Even influential Zambian economist Dambisa Moyo, who in her 2009 book, Dead Aid, lambasted foreign aid for fueling corruption and poor governance in Africa, in a recent article in The Economist argued that a “modern Marshall Plan for Africa ... could prevent a humanitarian tragedy and pay dividends for generations”. 

But DFI funding could become more than mere bailout funding and could be deployed at this critical time to re-imagine and transform developing economies. Take SA, where, despite the capital provided by the IDC, the post-apartheid economy has largely been commodity-based and lacks diversity, with a weak manufacturing sector that quickly crumbled in the face of international competition.

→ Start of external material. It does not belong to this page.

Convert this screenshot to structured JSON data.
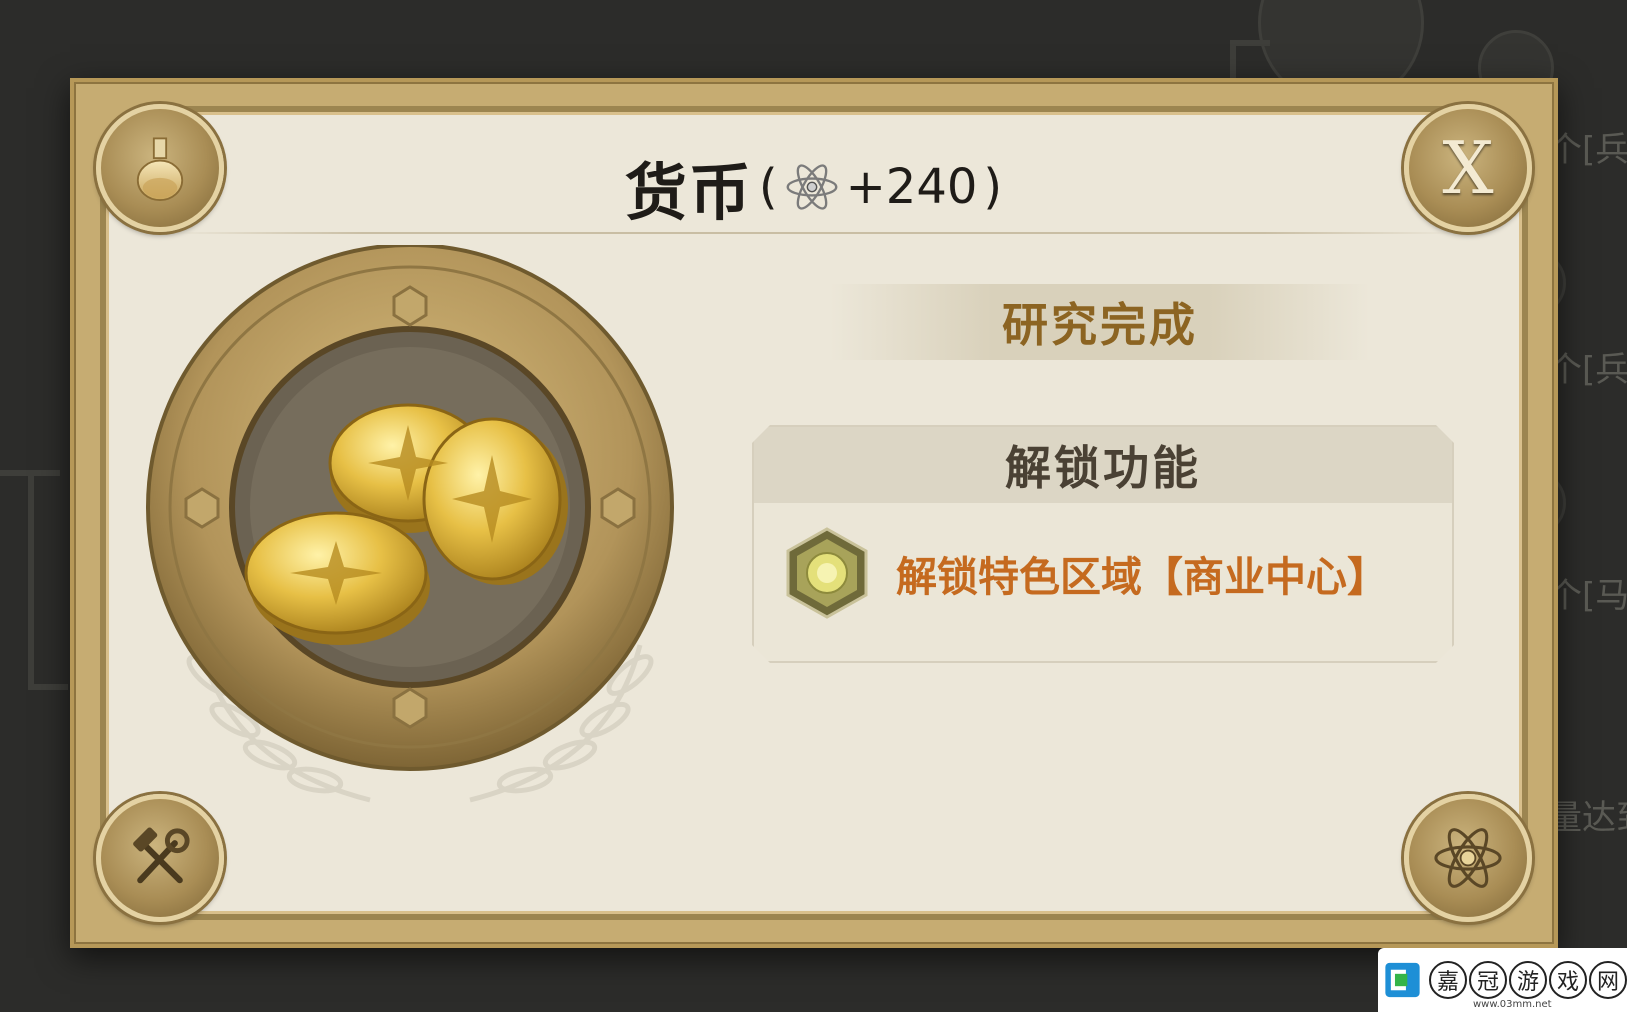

In a 2019 working paper, researchers from the University of Johannesburg argued that DFIs here would need a coherent policy to drive the necessary industrialisation that could benefit the country in the long run. Here we are talking, in particular, of the “other SA” — borrowing from the term so famously used by Dr Martin Luther King Jr — meaning those marginalised groups that have borne the brunt of the economic lockdown, notably black women and the youth.

As the World Economic Forum pointed out recently, this crisis is catalysing huge changes and few industries will avoid being either reformed, restructured or removed, so if ever there was a time to shift gears on development it is now. Development finance must be channeled towards projects that not only promote inclusive development but that take advantage of emerging mega-trends and paradigm shifts in the post-coronavirus world.

Two notable examples of such shifts include the acceleration of digitisation and AI — to take advantage of shifting modes of consumption, supply, interaction and productivity caused by remote working — and  supply chain localisation to guard against future disruptions caused by relying too heavily on a limited global supply chain.

This speaks to our own need for a strong manufacturing base, which would also help us tackle unemployment, create training opportunities and prepare us for the fourth industrial revolution. Pandemics and other crises are cyclical. There will be more. We should use Covid-19 as a manual to build resilience and agility for the future.

• Dr Kabinga, a development economist, is senior research fellow at the University of Cape Town Graduate School of Business.